“Those eyes and ears in the remote parts of the county were a huge help to the EOC in getting the word out to the public and keeping people safe,” McBane said.

RASC secretary Anita Jackson said hams carry “Go Kits” that literally go with them everywhere, for use in emergencies or power outages. The kits contain backup power supplies, food, water and other essentials.

Ham operators’ devotion to public service is a factor many RASC members hope will encourage more youth to consider ham radio — that and the challenge of linking the low-tech radios to e-mail and computers.

RASC member Bev Mohr said it’s difficult for young people to view ham radio as exciting and rewarding. While the focus is on disaster preparedness and public service, amateur radio operators really do have fun, she said.

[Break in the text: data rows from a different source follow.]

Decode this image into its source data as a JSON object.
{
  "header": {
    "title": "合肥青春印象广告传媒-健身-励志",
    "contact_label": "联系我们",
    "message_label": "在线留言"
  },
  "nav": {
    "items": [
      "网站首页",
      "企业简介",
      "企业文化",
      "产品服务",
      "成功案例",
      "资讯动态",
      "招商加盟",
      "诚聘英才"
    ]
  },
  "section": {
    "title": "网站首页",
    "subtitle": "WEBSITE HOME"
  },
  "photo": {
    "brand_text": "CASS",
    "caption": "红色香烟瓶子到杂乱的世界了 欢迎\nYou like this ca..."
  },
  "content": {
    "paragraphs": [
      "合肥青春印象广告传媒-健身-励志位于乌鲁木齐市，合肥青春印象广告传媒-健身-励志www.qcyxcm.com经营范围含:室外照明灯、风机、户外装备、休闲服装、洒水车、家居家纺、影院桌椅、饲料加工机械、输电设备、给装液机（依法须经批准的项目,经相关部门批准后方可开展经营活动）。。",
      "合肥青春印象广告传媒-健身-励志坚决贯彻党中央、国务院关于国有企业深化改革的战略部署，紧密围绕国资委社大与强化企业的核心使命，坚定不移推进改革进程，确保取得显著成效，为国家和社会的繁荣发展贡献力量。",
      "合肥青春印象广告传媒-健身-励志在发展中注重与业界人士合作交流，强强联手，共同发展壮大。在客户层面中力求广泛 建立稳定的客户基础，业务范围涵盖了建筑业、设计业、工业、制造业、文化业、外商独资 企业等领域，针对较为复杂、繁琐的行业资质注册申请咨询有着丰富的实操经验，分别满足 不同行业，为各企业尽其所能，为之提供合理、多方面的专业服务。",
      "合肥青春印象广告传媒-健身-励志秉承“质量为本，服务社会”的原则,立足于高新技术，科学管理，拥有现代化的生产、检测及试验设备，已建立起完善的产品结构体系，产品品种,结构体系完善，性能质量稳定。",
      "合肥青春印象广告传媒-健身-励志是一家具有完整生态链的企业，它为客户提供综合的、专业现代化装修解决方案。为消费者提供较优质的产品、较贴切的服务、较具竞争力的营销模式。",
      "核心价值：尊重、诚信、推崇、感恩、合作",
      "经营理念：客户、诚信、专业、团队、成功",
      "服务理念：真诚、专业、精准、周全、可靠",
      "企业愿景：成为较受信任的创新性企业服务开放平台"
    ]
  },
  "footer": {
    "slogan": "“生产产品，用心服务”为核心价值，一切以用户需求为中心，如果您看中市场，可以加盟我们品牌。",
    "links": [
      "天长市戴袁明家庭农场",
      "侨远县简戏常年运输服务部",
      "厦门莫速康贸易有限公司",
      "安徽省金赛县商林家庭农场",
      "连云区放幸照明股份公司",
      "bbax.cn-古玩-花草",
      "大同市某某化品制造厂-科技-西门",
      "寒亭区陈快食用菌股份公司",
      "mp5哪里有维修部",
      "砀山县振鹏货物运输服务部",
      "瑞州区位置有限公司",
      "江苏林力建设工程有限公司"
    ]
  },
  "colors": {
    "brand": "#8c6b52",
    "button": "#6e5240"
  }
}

“I was amazed that I could talk to someone halfway across the world with the power to run a 100-watt light bulb,” said Loren Wohlgemuth, the club’s public information officer and a relative newcomer to ham radio. “Then I got interested in the public-service aspect and it’s fun too. It’s magic.”

RASC members hold annual Kids Day activities, where for one day, kids can talk to people all over the nation and even the planet. Club members also provide communication links for the Ragnar Relay Northwest Passage, the Bike MS and other running or biking events.

Mohr said the RASC group was formed because of a Skagit County disaster. The flood of 1975 and the inability of ham radio operators to help organize communications was the catalyst.

In December of that year, she said 13 of the amateur operators started the organization. They elected Ted Gray, Roger Monroe and Pat Smith in January 1976 to lead the 36 hams known as Radio Amateurs of Skagit County.

Now the nonprofit RASC group consists of 62 members who meet the second Friday evening of each month at Skagit Valley Hospital in Mount Vernon. The meetings are just one more layer of training for the amateur operators.

While most of us don’t see or hear the amateur radio operators on a daily basis, Mohr said they are easy to reach by usual methods. Send an e-mail to rasconline@gmail.com, visitwww.rasconline.org or pick up the phone and call Wohlgemuth (KD7ZPL) at 360-445-3538. He has a day job as an architect and photographer, but he’ll call (or radio) you back as soon as he can.

Kathy Boyd can be reached at 360-416-2153 or kboyd@skagitpublishing.com.